  44. EMP ASG ASG PROJ PROJ ASG (PROJ ASG) EMP (PROJ ASG) EMP (ASG EMP) PROJ (ASG EMP) PROJ System R Example (cont.) alternative joins • Best total join order is one of PROJ EMP ASG ASG EMP PROJ × EMP EMP × PROJ

  45. System R Example (cont.) • (PROJ ASG) EMP has a useful index on the select attribute and direct access to the join attributes of ASG and EMP. • Final plan: • select PROJ using index on PNAME • then join with ASG using index on PNO • then join with EMP using index on ENO

  46. Join Ordering in Fragment Queries • Join ordering is important in centralized DB, and is more important in distributed DB. • Assumptions necessary to state the main issues • Fragments and relations are indistinguishable; • Local processing cost is omitted; • Relations are transferred in one-set-at-a-time mode; • Cost to transfer data to produce the final result at the result site is omitted

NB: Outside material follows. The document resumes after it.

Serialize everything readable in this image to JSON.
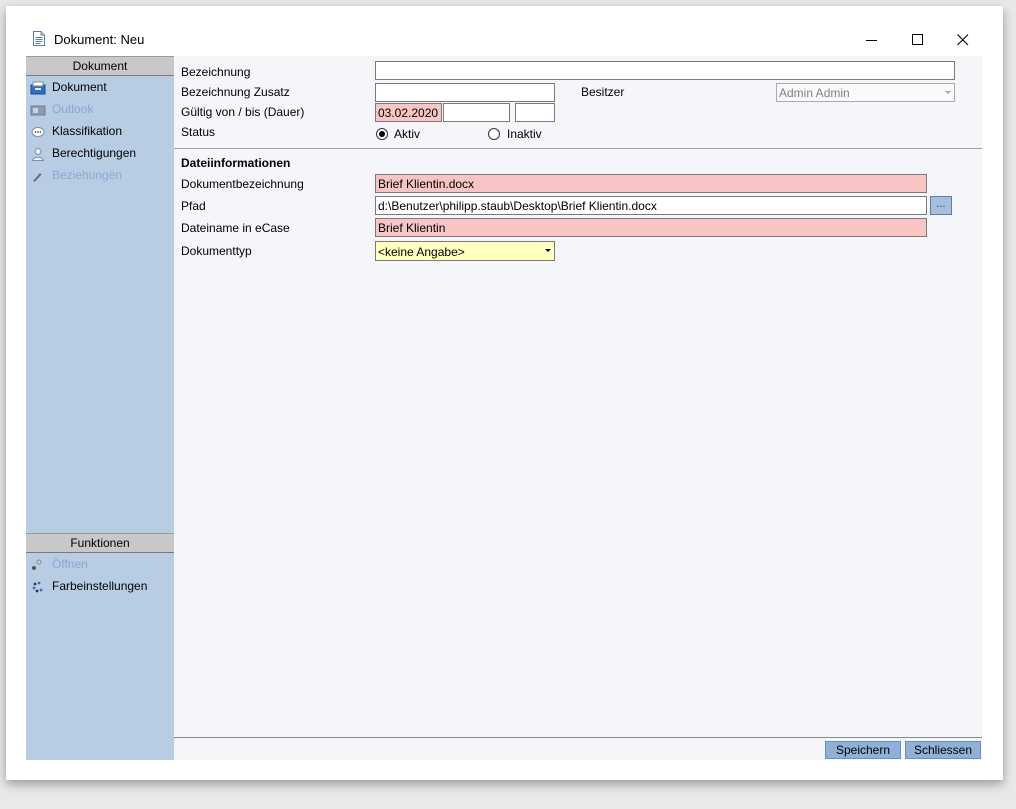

  47. Join Ordering in Fragment Queries (cont.) • Join ordering • Distributed INGRES • System R* • Semijoin ordering • SDD-1

  48. Join Ordering • Consider two relations only • R ⋈S • Transfer the smaller size • Multiple relations more difficult because too many alternatives • Compute the cost of all alternatives and select the best one • Necessary to compute the size of intermediate relations which is difficult. • Use heuristics

  49. Join Ordering - Example Consider:PROJ ⋈PNOASG ⋈ENOEMP